Identifying plants requires gathering clues from your observation. When you look at a leaf, you probably notice its shape and any color deviations from basic green. In fact, there are many more details to observe and note, once you know what you're looking for. If you can't identify the plant in the field or collect a sample, take photos, make sketches and write careful notes about what you observe.
Begin by describing the leaf's shape. Botanists use a number of specialized terms to communicate with each other about the shapes of leaves. What's important for you, when collecting clues in the field, is to describe the shape in a way that you can easily remember exactly what it looked like. "Heart-shaped" works just as well as "cordate," and you can look up the precise terminology once you're home again. Also describe the leaf's margins. Are they jagged, wavy or smooth? Sketches will help you remember precise details later.
You will describe leaf vein arrangement with respect to the midrib, the large central vein that begins at the stem and usually extends the length of the leaf. If the veins occur parallel to the midrib, you know the plant is a monocot, a class of flowering plants that includes grasses and familiar garden flowers like lilies. If the veins originate at the midrib, note whether they originate from the same point or if they extend from different points along the midrib. These are palmate and pinnate leaves, respectively.
If you can, observe how the leaves emerge from the stem. Opposite leaves grow in pairs, as the name suggests, opposite one another on the stem. Alternate leaves occur singly on both sides of the stem. Whorled leaves occur singly as well but travel in a circular pattern around the stem. Leaf arrangement provides a very basic piece of information that can help with identification, if you can find access to a stem or branch rather than a single leaf.
Once you have your information collected, you will use it to identify possible matches in a field guide. You can find field guides at your local library, in addition to online versions maintained by universities and nature clubs.

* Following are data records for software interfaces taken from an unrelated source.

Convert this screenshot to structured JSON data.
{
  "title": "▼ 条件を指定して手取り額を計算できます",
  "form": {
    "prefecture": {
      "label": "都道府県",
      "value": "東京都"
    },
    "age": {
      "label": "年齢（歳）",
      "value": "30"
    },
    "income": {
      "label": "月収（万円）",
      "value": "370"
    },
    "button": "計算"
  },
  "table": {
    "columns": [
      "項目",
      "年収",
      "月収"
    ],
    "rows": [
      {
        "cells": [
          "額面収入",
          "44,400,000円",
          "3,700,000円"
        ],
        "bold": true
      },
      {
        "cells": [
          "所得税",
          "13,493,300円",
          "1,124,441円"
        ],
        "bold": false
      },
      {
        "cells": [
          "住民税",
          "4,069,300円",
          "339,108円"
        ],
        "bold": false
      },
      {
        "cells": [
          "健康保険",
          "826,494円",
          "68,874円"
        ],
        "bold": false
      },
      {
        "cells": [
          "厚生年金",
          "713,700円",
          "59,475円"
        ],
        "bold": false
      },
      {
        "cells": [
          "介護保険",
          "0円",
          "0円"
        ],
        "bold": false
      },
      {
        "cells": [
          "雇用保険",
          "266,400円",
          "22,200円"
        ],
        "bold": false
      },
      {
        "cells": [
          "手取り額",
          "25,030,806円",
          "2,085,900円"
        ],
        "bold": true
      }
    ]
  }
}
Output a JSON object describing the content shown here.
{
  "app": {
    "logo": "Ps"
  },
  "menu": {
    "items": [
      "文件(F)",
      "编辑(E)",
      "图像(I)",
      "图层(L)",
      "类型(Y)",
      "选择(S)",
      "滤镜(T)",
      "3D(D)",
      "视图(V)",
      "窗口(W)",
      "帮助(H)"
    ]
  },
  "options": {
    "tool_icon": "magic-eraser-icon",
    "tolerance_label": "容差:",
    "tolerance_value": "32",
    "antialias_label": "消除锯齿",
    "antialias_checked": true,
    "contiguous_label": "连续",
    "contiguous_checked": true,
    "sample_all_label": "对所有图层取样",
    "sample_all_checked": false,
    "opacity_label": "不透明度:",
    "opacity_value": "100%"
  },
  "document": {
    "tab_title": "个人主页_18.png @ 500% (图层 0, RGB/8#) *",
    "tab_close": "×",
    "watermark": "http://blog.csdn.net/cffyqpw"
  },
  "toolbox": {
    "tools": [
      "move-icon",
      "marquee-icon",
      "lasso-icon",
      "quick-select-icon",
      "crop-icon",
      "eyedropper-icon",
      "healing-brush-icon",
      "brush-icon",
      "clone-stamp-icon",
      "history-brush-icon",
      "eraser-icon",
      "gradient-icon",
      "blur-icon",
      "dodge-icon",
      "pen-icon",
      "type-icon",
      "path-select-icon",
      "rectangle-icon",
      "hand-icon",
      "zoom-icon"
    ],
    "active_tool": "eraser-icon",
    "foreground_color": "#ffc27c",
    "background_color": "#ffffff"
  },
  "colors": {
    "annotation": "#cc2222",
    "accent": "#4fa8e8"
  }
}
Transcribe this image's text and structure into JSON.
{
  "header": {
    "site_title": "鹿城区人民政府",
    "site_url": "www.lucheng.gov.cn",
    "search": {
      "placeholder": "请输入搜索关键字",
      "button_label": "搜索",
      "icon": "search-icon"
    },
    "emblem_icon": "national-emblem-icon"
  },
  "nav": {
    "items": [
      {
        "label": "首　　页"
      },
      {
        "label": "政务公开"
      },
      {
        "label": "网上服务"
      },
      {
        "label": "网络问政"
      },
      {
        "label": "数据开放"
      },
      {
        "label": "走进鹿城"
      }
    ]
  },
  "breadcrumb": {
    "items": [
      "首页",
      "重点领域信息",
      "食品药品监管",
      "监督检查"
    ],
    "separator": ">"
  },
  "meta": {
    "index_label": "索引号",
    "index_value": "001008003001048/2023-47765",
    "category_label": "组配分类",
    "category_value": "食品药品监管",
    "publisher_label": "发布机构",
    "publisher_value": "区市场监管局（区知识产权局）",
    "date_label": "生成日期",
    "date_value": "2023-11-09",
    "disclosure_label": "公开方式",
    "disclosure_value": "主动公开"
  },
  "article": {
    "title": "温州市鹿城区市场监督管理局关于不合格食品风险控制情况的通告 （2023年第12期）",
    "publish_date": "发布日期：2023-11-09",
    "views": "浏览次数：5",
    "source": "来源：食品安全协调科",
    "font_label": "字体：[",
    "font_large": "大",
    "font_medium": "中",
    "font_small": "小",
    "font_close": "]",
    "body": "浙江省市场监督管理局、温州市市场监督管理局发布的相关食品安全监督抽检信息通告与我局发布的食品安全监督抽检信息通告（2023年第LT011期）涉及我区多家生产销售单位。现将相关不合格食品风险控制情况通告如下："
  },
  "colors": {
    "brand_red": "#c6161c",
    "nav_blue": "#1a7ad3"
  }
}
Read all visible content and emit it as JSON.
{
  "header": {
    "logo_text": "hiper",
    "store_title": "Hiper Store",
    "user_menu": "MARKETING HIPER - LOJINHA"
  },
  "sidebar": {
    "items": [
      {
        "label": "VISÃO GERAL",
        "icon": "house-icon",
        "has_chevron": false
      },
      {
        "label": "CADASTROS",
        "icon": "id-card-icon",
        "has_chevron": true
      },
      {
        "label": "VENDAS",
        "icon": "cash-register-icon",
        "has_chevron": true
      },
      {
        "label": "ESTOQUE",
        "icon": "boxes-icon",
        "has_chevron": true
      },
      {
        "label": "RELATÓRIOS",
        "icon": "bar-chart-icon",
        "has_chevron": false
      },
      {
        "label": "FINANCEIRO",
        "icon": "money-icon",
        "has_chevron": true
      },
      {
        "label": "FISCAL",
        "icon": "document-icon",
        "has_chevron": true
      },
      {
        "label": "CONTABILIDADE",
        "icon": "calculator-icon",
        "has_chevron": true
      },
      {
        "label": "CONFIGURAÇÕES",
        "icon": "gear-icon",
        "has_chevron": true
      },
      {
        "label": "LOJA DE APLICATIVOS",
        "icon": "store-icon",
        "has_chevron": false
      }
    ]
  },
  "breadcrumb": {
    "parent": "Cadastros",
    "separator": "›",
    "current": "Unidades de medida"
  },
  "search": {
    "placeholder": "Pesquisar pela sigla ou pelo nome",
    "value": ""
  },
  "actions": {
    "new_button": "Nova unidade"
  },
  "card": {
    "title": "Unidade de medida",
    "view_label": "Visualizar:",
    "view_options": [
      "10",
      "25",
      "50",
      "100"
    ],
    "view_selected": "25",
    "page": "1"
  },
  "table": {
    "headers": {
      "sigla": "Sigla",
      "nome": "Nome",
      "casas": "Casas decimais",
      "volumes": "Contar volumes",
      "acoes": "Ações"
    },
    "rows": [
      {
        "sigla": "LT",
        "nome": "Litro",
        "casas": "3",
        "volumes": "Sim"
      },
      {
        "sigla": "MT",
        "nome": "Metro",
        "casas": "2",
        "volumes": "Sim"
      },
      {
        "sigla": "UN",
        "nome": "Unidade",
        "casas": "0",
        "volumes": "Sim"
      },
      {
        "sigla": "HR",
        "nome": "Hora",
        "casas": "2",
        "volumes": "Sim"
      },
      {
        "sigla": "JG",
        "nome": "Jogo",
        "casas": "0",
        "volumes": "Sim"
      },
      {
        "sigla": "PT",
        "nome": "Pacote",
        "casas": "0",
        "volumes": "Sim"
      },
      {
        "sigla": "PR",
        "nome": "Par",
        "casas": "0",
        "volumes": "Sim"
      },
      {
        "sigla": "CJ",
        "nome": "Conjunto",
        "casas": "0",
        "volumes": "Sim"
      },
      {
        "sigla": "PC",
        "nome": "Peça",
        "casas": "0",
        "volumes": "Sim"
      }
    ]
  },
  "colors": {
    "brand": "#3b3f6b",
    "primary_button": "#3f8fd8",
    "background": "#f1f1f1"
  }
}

To use a field guide, use the photos and illustrations to find possible matches for your plant. Consult the detailed descriptions provided to ensure that the observations you've collected match the attributes of that plant.